Our winter of discontent is over, and actual, real, games-count baseball will be played Thursday. Drink it in, people.
The Milwaukee Brewers open up the 2018 campaign in San Diego, where the Padres may take a lot of the baseball-viewing public by surprise by being better than most think. Just don’t expect that to show in the standings come September after a season of getting beat up by the Dodgers, Diamondbacks and Rockies. And the Brewers, despite bold moves in an otherwise timid offseason, enter the season seemingly as postseason afterthoughts. (We’re still staring directly at you, Fangraphs, and your horrible projections for ’18.)
And now, three bold predictions for the 2018 Brewers:
- The Brewers will end up in first or second place in the division, but not below the Chicago Cubs. The St. Louis Cardinals underachieved in 2017 and the Brewers’ inability to hit or get on base in the clutch killed their postseason chances, including rolling over to the Cubs in a backbreaking late September four-game series. The Cardinals needed a big bat and got one in Marcell Ozuna, while the Brewers addressed their feast or famine offense by acquiring Christian Yelich and bringing Lorenzo Cain back home to Milwaukee. The starting pitching wasn’t the issue for the Brewers, it was the bullpen. More on that later.

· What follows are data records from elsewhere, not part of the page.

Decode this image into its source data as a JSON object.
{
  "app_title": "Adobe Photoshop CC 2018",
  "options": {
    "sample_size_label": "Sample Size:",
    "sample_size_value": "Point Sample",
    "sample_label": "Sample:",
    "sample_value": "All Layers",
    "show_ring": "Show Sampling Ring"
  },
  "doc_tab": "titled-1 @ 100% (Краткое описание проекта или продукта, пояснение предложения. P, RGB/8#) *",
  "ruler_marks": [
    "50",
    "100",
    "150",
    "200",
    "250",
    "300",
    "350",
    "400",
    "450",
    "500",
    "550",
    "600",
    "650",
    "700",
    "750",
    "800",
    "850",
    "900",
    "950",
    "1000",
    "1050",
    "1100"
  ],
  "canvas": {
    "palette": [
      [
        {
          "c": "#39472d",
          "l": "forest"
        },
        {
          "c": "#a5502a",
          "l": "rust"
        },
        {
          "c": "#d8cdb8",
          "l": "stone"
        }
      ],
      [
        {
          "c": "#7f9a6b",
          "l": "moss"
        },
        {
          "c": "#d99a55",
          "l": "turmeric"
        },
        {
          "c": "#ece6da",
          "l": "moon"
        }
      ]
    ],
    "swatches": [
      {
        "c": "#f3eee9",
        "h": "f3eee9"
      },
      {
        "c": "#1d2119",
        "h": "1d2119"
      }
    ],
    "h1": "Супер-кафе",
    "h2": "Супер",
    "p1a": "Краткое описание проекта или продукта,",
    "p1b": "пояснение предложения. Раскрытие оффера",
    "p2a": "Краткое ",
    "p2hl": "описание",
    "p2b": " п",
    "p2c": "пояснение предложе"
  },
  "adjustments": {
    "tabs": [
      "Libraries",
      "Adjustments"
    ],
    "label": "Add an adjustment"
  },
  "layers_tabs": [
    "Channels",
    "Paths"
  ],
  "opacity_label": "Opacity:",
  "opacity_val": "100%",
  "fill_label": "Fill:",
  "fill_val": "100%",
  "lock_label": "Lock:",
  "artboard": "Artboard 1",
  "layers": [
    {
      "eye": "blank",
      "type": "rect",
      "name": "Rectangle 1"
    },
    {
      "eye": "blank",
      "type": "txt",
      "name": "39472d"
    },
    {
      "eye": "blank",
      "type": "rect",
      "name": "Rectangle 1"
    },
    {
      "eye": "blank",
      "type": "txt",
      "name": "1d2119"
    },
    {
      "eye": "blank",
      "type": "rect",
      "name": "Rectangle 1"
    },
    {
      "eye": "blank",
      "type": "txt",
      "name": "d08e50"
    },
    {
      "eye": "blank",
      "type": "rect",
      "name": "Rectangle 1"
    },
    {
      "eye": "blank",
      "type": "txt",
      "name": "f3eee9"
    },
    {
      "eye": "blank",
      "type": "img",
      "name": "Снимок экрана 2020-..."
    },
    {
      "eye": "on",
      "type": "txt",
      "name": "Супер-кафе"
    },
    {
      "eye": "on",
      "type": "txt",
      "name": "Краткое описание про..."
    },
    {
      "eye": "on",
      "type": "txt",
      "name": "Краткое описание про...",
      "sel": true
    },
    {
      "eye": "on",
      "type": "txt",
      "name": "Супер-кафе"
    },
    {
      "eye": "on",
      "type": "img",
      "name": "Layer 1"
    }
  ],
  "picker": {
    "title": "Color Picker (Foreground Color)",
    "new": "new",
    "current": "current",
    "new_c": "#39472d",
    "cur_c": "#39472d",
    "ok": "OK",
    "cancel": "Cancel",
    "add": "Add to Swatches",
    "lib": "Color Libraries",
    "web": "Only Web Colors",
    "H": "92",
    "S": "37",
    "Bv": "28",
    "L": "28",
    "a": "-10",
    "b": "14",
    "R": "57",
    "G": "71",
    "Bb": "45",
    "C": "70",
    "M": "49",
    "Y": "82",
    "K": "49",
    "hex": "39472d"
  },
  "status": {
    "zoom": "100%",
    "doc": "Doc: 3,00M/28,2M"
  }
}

Meanwhile, why many baseball pundits persist in handing the division to the Cubs is a mystery. The Cubs enter 2018 with an uncertain pitching rotation, an iffy bullpen and Willson Contreras can’t run out to the mound every other pitch anymore. Joe Maddon still isn’t a very good manager. Yes, the Cubs will be good, but the tables will be turned and they’ll be on the outside looking into October. While all three clubs will likely beat up on the rudderless Reds (Joey Votto notwithstanding) and Pirates, The Cards and Crew will take wins away from the Cubs, and I believe–reasonably, and naked homerism notwithstanding–the Brewers win the division in a season-long slugfest. Don’t be surprised if it only takes 90-92 wins to claim the NL Central.
- The back end of the Brewers’ rotation isn’t going to be the problem; Zach Davies will be. Davies was a cornerstone in Doug Melvin’s thinly-veiled attempt to salvage a legacy, as the return from the trade that sent Gerardo Parra to Baltimore. Zach Everlasting uses a change as his bread-and-butter pitch, but he has routinely struggled controlling that breaking stuff, leading to first-inning struggles, short outings, pitch inefficiency and just plain getting hammered from foul line to foul line. When it’s working, it works really well. When it’s not, he taxes the bullpen.
While perhaps not a fair comparison, the struggles with the change remind me of watching Chris Capuano struggle with his back-door cutter and hiding arm troubles that derailed his career. To be clear, there is no obvious indication that Davies is concealing structural issues, but when finesse pitchers lose that finesse, it’s typically because there’s something physically wrong. Davies’ future rides on pitching healthy and pitching well in 2018.
- If Ryan Braun starts in more than 125 games this season, the Brewers won’t succeed. Braun is the elder statesman in the clubhouse, yet his legacy is mixed amongst Brewers fans. On the one hand, Braun has rewritten significant portions of the Brewers record books and has said and done all the right things since 2013. On the other, his legacy was irreparably tainted because of, well, you know. He’s been asked to move positions all throughout his career (shortstop to third to left to right to left and now will play some at first) and he has been harangued by injuries throughout, from intercostal muscle strains to a balky back to thumb and wrist issues. Braun should be playing, but he should be playing less, particularly with the offensive firepower around him this season. If he starts more than 125 games, it means either the outfield hasn’t worked out as planned, or Eric Thames and Jesus Aguilar aren’t getting the job done or some combination of the two. The Brewers shouldn’t have to rely on Braun in 2018 and, if they are, it’s because something has gone wrong. What contributions Braun makes this season should be considered a bonus rather than essential: in fact, I would count on Stearns thinking this way when getting Cain and Yelich this winter, retaining Domingo Santana and keeping Ji-man Choi, albeit briefly, on the Opening Day roster. The more options he has, the less he runs the risk of taxing or relying on Braun to have to do too much.
Enjoy Opening Day, everyone. Come catch the fever.
Brent Sirvio is a co-founder of Bronx to Bushville.